Entries provided

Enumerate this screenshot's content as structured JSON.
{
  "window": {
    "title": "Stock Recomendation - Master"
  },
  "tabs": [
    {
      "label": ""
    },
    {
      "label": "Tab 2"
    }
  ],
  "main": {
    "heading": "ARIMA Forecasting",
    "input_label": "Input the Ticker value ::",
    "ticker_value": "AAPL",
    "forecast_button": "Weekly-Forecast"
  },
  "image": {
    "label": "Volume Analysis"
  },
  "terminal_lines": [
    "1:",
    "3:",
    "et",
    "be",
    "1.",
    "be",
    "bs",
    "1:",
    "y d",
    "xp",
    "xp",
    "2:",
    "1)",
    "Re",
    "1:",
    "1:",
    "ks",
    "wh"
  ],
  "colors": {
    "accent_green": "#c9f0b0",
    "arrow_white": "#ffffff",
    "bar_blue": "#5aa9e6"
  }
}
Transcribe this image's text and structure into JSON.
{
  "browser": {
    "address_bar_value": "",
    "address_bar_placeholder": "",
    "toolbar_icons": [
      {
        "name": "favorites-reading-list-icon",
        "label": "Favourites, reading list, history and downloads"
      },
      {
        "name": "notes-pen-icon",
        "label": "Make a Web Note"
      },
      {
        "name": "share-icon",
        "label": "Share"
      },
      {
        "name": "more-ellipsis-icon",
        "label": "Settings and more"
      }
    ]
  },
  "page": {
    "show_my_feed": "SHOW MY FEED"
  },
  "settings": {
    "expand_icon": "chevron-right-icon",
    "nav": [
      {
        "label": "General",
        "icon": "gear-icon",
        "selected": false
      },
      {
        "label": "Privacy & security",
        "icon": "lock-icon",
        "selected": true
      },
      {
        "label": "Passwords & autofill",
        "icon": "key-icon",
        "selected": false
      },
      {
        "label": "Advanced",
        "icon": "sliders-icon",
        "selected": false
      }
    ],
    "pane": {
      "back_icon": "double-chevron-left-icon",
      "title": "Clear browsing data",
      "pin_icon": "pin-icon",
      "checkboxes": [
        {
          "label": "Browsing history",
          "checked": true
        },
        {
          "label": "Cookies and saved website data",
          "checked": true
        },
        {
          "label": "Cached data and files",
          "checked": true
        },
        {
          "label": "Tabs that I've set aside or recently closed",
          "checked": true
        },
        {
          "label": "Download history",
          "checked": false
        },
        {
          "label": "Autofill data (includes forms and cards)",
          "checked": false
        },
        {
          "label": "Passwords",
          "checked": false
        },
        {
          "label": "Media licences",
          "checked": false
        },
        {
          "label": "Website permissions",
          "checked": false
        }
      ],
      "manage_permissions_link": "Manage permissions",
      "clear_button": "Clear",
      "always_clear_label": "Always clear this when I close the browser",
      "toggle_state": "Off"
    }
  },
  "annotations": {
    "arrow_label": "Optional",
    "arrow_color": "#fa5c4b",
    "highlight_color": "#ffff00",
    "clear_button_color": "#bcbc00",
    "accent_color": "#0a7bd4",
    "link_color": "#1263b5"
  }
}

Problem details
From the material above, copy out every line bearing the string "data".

Reply
      "title": "Clear browsing data",
          "label": "Cookies and saved website data",
          "label": "Cached data and files",
          "label": "Autofill data (includes forms and cards)",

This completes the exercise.